Greystone Mansion and Gardens
Edward “Ned” Laurence Doheny Jr. inherited part of the Greystone propriety from his oil tycoon father, Edward Doheny, as a wedding present in 1926. Ned and his wife, Lucy Smith, began construction on their new home in 1927 and moved into the home with their children in September 1928. What should have been a sweet start for the newlyweds, turned into a bloody nightmare on the night of Feb. 16, 1929. Close friend Hugh Plunket shot and killed Ned inside the Doheny’s home and then turned the gun on himself. No one knows the motive behind the apparent murder-suicide—just speculations.
Smith remarried and sold the property in 1956 to Paul Trousdale Corporation, and in 1976 Greystone Estate was listed on the Registry of Historic Places. Now the lavish property plays host to events, ceremonies and is a backdrop for Hollywood movies. It also can be rented out for corporate dinners, nonprofit fundraisers, incentive events and more, with four opulent spaces to convene in.
Hollywood Roosevelt Hotel

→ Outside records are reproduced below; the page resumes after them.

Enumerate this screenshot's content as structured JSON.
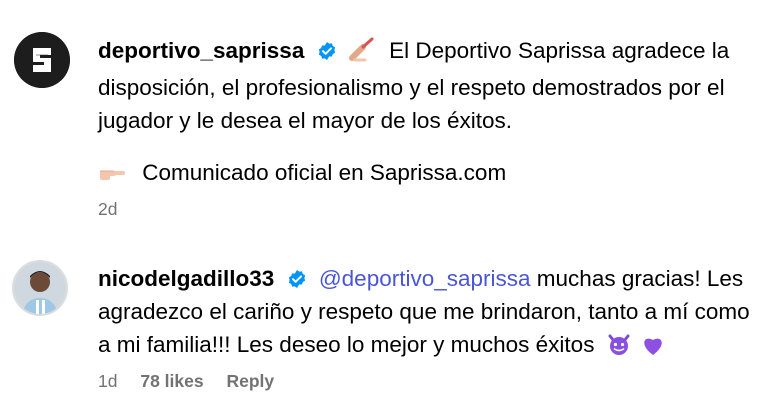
{
  "comments": [
    {
      "username": "deportivo_saprissa",
      "verified": true,
      "avatar_icon": "saprissa-s-logo",
      "text_lead_emoji": "writing-hand-icon",
      "text": "El Deportivo Saprissa agradece la disposición, el profesionalismo y el respeto demostrados por el jugador y le desea el mayor de los éxitos.",
      "second_emoji": "pointing-hand-icon",
      "second_text": "Comunicado oficial en Saprissa.com",
      "time": "2d"
    },
    {
      "username": "nicodelgadillo33",
      "verified": true,
      "avatar_icon": "profile-photo",
      "mention": "@deportivo_saprissa",
      "text": "muchas gracias! Les agradezco el cariño y respeto que me brindaron, tanto a mí como a mi familia!!! Les deseo lo mejor y muchos éxitos",
      "trailing_emojis": [
        "smiling-devil-icon",
        "purple-heart-icon"
      ],
      "time": "1d",
      "likes": "78 likes",
      "reply": "Reply"
    }
  ],
  "colors": {
    "link": "#4a56d6",
    "muted": "#737373",
    "verified": "#0095f6"
  }
}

Opened May 15, 1927, the Hollywood Roosevelt Hotel has lived up to its moniker as a star-studded hotel. The first Academy Awards was hosted in the hotel’s Blossom Ballroom in 1929, which was an intimate affair compared to the red carpet showcase it is now. Named after former President Theodore Roosevelt, this iconic Hollywood hotel is no stranger to press and scandals. It’s where Clark Gable and Carol Lombard carried on their secret affair in the penthouse in the 1930s. (Now, that same penthouse—which is called The Gable & Lombard Penthouse to pay homage to the couple— is available to guests.) Marilyn Monroe lived at the hotel for two years, and it’s rumored you can see her ghost occupy suite 1200—the same room she called home during those years. And in the mid-2000s, the hotel was a playground for Paris Hilton and other stars, with frequent cameos by LAPD and paramedics.
In 2015, the hotel underwent new management and a $25 million renovation to shed its party image, restoring it to its 1920s charm. The hotel has 300 rooms and suites as well as 25,000 square feet of flexible meeting space that includes a ballroom, eight meeting rooms, Tropicana Pool & Café and The Rooftop offering panoramic views of the city.

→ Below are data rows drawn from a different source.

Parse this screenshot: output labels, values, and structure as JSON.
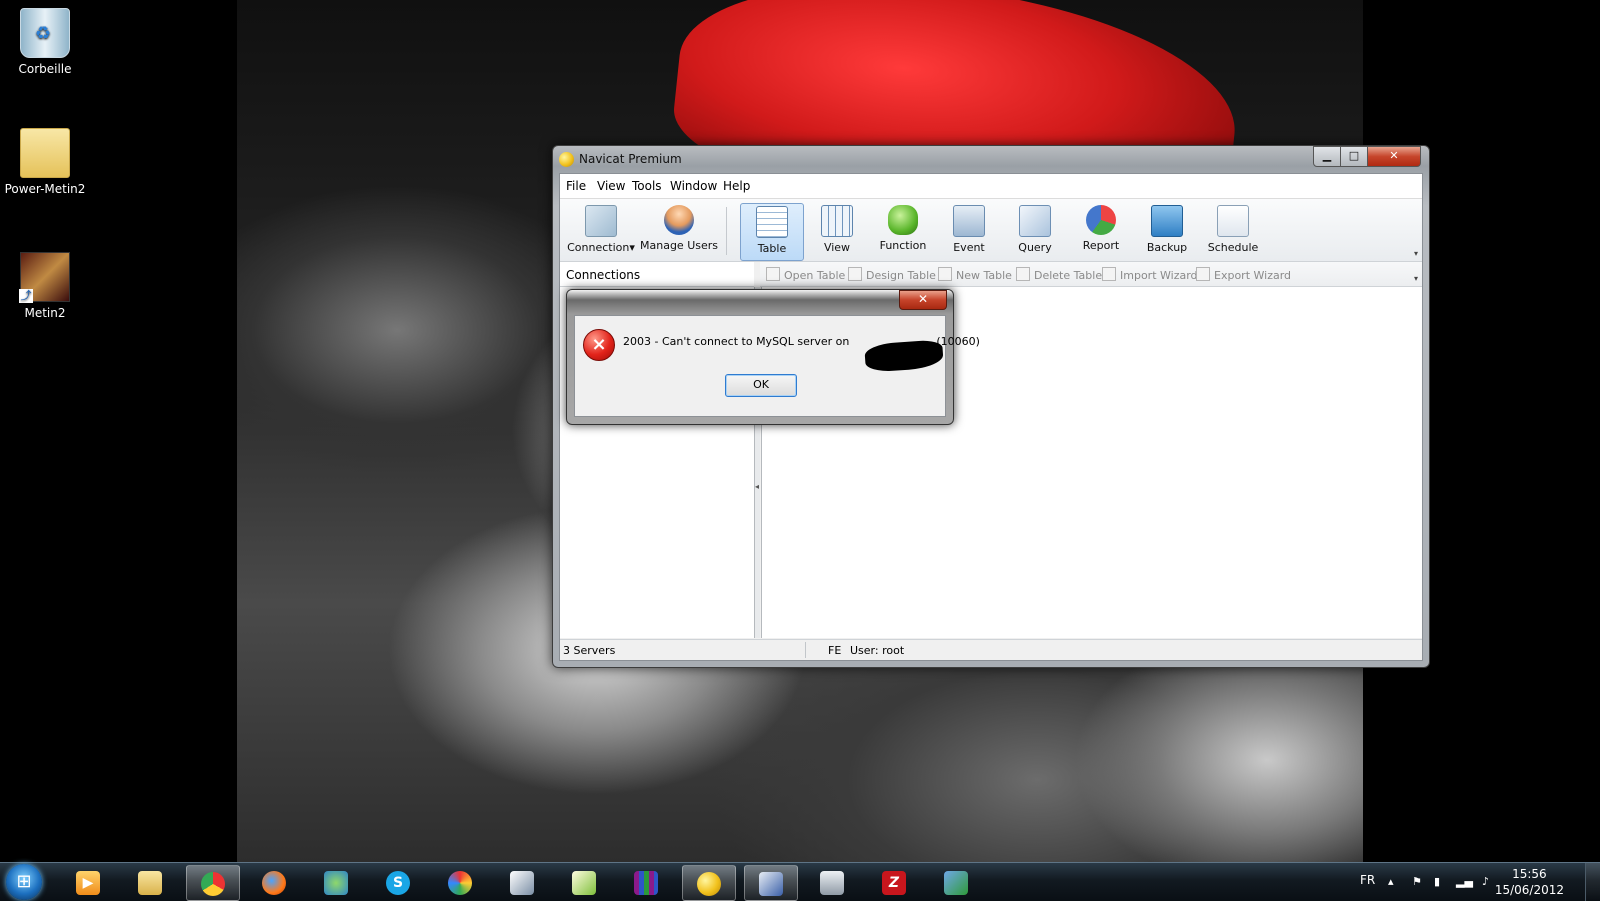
{
  "desktop": {
    "icons": [
      {
        "label": "Corbeille"
      },
      {
        "label": "Power-Metin2"
      },
      {
        "label": "Metin2"
      }
    ]
  },
  "window": {
    "title": "Navicat Premium",
    "controls": {
      "min": "▁",
      "max": "□",
      "close": "✕"
    },
    "menu": [
      "File",
      "View",
      "Tools",
      "Window",
      "Help"
    ],
    "toolbar": [
      {
        "label": "Connection",
        "icon": "connection-icon"
      },
      {
        "label": "Manage Users",
        "icon": "user-icon"
      },
      {
        "label": "Table",
        "icon": "table-icon",
        "active": true
      },
      {
        "label": "View",
        "icon": "view-icon"
      },
      {
        "label": "Function",
        "icon": "function-icon"
      },
      {
        "label": "Event",
        "icon": "event-icon"
      },
      {
        "label": "Query",
        "icon": "query-icon"
      },
      {
        "label": "Report",
        "icon": "report-icon"
      },
      {
        "label": "Backup",
        "icon": "backup-icon"
      },
      {
        "label": "Schedule",
        "icon": "schedule-icon"
      }
    ],
    "connections_header": "Connections",
    "object_actions": [
      "Open Table",
      "Design Table",
      "New Table",
      "Delete Table",
      "Import Wizard",
      "Export Wizard"
    ],
    "status": {
      "servers": "3 Servers",
      "connection": "FE",
      "user": "User: root"
    }
  },
  "dialog": {
    "close": "✕",
    "message_prefix": "2003 - Can't connect to MySQL server on",
    "message_suffix": "(10060)",
    "ok": "OK"
  },
  "taskbar": {
    "apps": [
      "media-player-icon",
      "explorer-icon",
      "chrome-icon",
      "firefox-icon",
      "messenger-icon",
      "skype-icon",
      "paint-icon",
      "editor-icon",
      "notepad-icon",
      "winrar-icon",
      "navicat-icon",
      "network-tool-icon",
      "server-icon",
      "filezilla-icon",
      "vpn-icon"
    ],
    "language": "FR",
    "time": "15:56",
    "date": "15/06/2012"
  },
  "colors": {
    "accent": "#2f7bd0",
    "close_red": "#c6452b",
    "hat_red": "#d11a1a"
  }
}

This renovated 6,000-sq.-ft. neo-Mayan mansion in the heart of Hollywood evokes a sense of mystery and desire. Renowned architect Lloyd Wright designed the Sowden House in 1926 for his pal and photographer John Sowden. The open floor plan was perfect for the lavish and extravagant parties he and his wife, Ruth Sowden, hosted. The Sowden’s eventually sold the house to Dr. George Hodel, who would later be a suspect in the notorious Black Dahlia case. Though Hodel was never convicted of the crime, his son—a retired Los Angeles detective—claims his father murdered Elizabeth Short in the basement of the home in January 1947.

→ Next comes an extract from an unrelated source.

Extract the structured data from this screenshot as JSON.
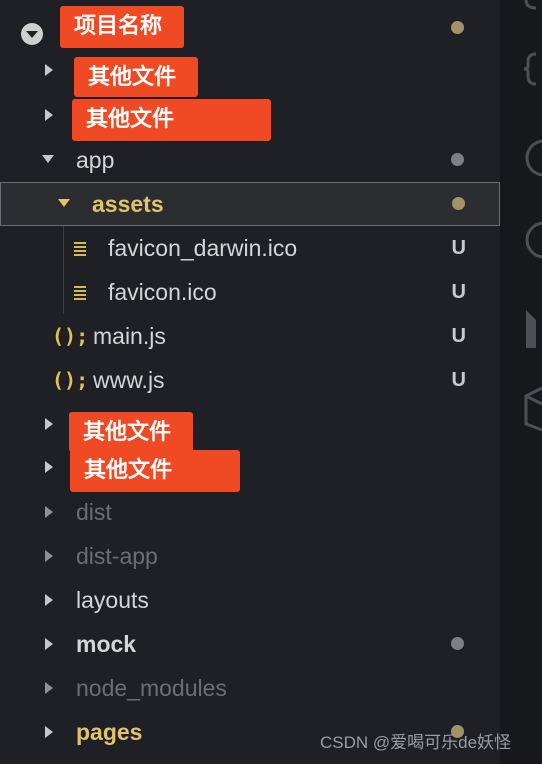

The home is now owned by Dan Goldfarb and has been featured in “The Aviator” and most recently “I Am The Night,” which tells the story of the Black Dahlia murder and the Hodel family. The house is available to rent for charity galas, private parties and corporate retreats and features a spacious living room, formal dining room and an enclosed courtyard with a pool.
Hollywood powerhouses such as Bob Hope, Judy Garland, Bing Crosby, The Rolling Stones and the Jackson 5 have all graced the stage at this legendary theater. At one point during the glamorous era of the ‘70s and ‘80s, it was considered the West Coast version of Studio 54 in New York City. No wild stories have been reported at the famous venue, but if these walls could talk … they would have some great stories to tell. Entering its 10th decade, Avalon Hollywood is available for private events, movie screenings, corporate events, conferences and charity galas. It also has an impressive sound system with 40-inch subwoofers, the largest installed in a club.